A fairly stock standard filesystem. All pointers refer to block numbers (block numbers start at zero). Offset = blockNumber * blockSize. Integers are little endian.

MAST header

The header appears 0x40 bytes from the start of the partition (the padding is apparently used for some boot code on some platforms). This is the master header from where all reading/parsing should begin.

Reliance keeps two copies of the META header. A counter in the META header determines which is the more recent copy.

0x0 0x1 0x2 0x3
0x00 'M' 'A' 'S' 'T'
0x04 Build format version Layout version
0x08 Block size
0x0C Number of blocks
0x10 2 x Pointer to META header
0x18 Volume creation date
0x20 Number of IMAP blocks
0x24 Reserved
0x2C Checksum

IMAP header

A bitmap to keep track of used and unused blocks. TODO. Unneeded for reading.

META header

0x0 0x1 0x2 0x3
0x00 'M' 'E' 'T' 'A'
0x04 Counter
0x08 Index block
0x0C Next free block
0x10 2 x Pointer to IMAP block
0x18 Number of free blocks
0x1C Number of used blocks
0x20 Number of bad blocks
0x24 Unknown
0x28 Reserved
0x3C Checksum

INOD header

This describes an inode.

Timestamps are in milliseconds.

0x0 0x1 0x2 0x3
0x00 'I' 'N' 'O' 'D'
0x04 Index
0x08 Data size
0x10 Creation timestamp
0x18 Modified timestamp
0x20 Accessed timestamp
0x28 Attributes Number of linked entries
0x2C Reserved
0x40 Data... (see below)

The lower two bits of the attribute determine what the data means.

0 Contains data directly (up to blockSize - 0x40 bytes)
1 Contains a list of pointers to data blocks (up to [(blockSize - 0x40) / 4] * blockSize bytes)
2 Contains a list of pointers to INDI blocks (up to [(blockSize - 0x40) / 4] * [(blockSize - 0x04) / 4] * blockSize bytes)
3 Contains a list of pointers to DBLI blocks (up to [(blockSize - 0x40) / 4] * [(blockSize - 0x04) / 4] * [(blockSize - 0x04) / 4] * blockSize bytes)

When you're reading data from following pointers, stop reading once the desired number of bytes have been read (i.e. equal to data size).

INDI and DBLI blocks

Both blocks begin with their respective 4 byte magic byte sequences.
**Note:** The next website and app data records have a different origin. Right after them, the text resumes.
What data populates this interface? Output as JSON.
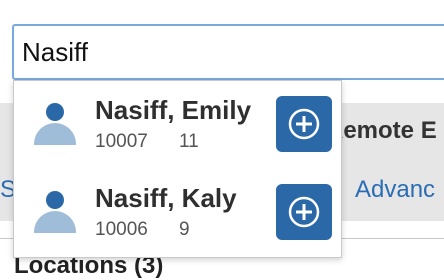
{
  "search": {
    "value": "Nasiff"
  },
  "background": {
    "header_text": "Remote E",
    "left_link": "S",
    "right_link": "Advanc",
    "bottom_text": "Locations (3)"
  },
  "results": [
    {
      "name": "Nasiff, Emily",
      "id": "10007",
      "number": "11",
      "icon": "person-icon",
      "action_icon": "plus-circle-icon"
    },
    {
      "name": "Nasiff, Kaly",
      "id": "10006",
      "number": "9",
      "icon": "person-icon",
      "action_icon": "plus-circle-icon"
    }
  ],
  "colors": {
    "accent": "#2a68a8",
    "link": "#2a6db5",
    "input_border": "#7aa9dd",
    "band": "#e6e6e6"
  }
}
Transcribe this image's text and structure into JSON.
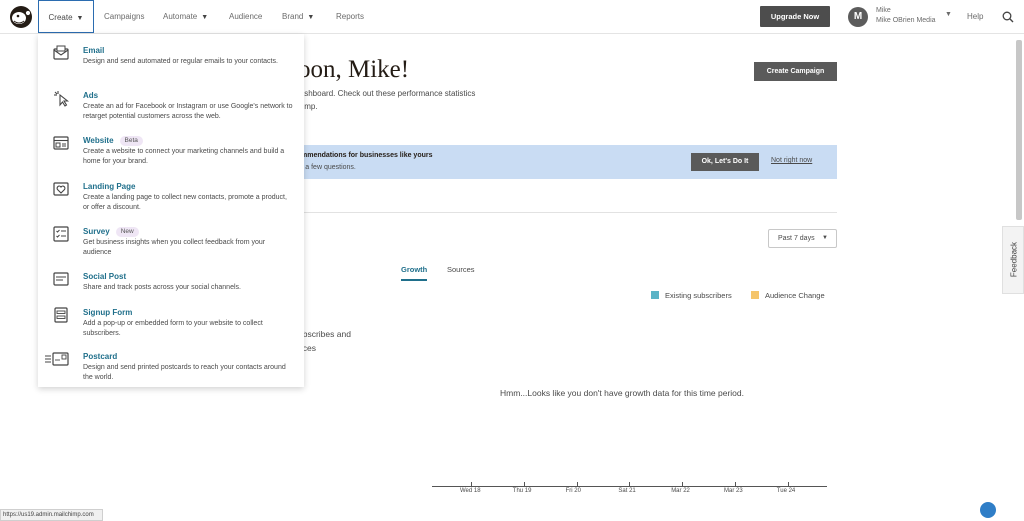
{
  "nav": {
    "create": "Create",
    "campaigns": "Campaigns",
    "automate": "Automate",
    "audience": "Audience",
    "brand": "Brand",
    "reports": "Reports",
    "upgrade": "Upgrade Now",
    "avatar_initial": "M",
    "user_name": "Mike",
    "user_org": "Mike OBrien Media",
    "help": "Help"
  },
  "main": {
    "greeting": "oon, Mike!",
    "intro_line1": "lashboard. Check out these performance statistics",
    "intro_line2": "himp.",
    "create_campaign": "Create Campaign",
    "banner_title": "mmendations for businesses like yours",
    "banner_sub": "r a few questions.",
    "banner_ok": "Ok, Let's Do It",
    "banner_not_now": "Not right now",
    "period": "Past 7 days",
    "tab_growth": "Growth",
    "tab_sources": "Sources",
    "legend_existing": "Existing subscribers",
    "legend_change": "Audience Change",
    "partial_1": "ubscribes and",
    "partial_2": "nces",
    "empty_message": "Hmm...Looks like you don't have growth data for this time period.",
    "axis_labels": [
      "Wed 18",
      "Thu 19",
      "Fri 20",
      "Sat 21",
      "Mar 22",
      "Mar 23",
      "Tue 24"
    ]
  },
  "menu": {
    "items": [
      {
        "title": "Email",
        "desc": "Design and send automated or regular emails to your contacts.",
        "icon": "email-icon"
      },
      {
        "title": "Ads",
        "desc": "Create an ad for Facebook or Instagram or use Google's network to retarget potential customers across the web.",
        "icon": "cursor-click-icon"
      },
      {
        "title": "Website",
        "badge": "Beta",
        "desc": "Create a website to connect your marketing channels and build a home for your brand.",
        "icon": "browser-window-icon"
      },
      {
        "title": "Landing Page",
        "desc": "Create a landing page to collect new contacts, promote a product, or offer a discount.",
        "icon": "heart-page-icon"
      },
      {
        "title": "Survey",
        "badge": "New",
        "desc": "Get business insights when you collect feedback from your audience",
        "icon": "checklist-icon"
      },
      {
        "title": "Social Post",
        "desc": "Share and track posts across your social channels.",
        "icon": "social-post-icon"
      },
      {
        "title": "Signup Form",
        "desc": "Add a pop-up or embedded form to your website to collect subscribers.",
        "icon": "form-icon"
      },
      {
        "title": "Postcard",
        "desc": "Design and send printed postcards to reach your contacts around the world.",
        "icon": "postcard-icon"
      }
    ]
  },
  "side": {
    "feedback": "Feedback",
    "status_url": "https://us19.admin.mailchimp.com"
  },
  "colors": {
    "accent_teal": "#1f6f8b",
    "legend_existing": "#5ab3c6",
    "legend_change": "#f5c56b",
    "banner_bg": "#c9dcf3",
    "dark_button": "#4d4d4d"
  }
}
For INDI blocks, the rest of the block contains a list of pointers to data blocks. For DBLI blocks, the rest of the block contains a list of pointers to INDI blocks.

INDX data

The first inode will contain index data. Index data are pointers to inodes that hold file and directory information.

0x0 0x1 0x2 0x3
0x00 'I' 'N' 'D' 'X'
0x04 Index entry #1
0x08 Index entry #2
0x0C ...

Special indexes

0 Magic number ('INDX')
1 Always the index file
2 Index for the root directory
3 Index for bad file?
4 Index for volume label?

Directory listing

A directory listing contains a list of the following structure

0x0 0x1 0x2 0x3 0x4 0x5 0x6 0x7 0x8 0x9 0xA 0xB
0x00 0x80 Checksum? Length of the entry (n) Length of name (m) Attributes Reserved Pointer to inode
0x0C Array of 16bit characters (filename)
0x0C + m Padding
0x0C + m + n Next entry

The attributes meaning is described below

Mask Description
0x1 Is in use?
0x2 Is a directory?


Goplat's post on Omnimaga

Patent for FlashFX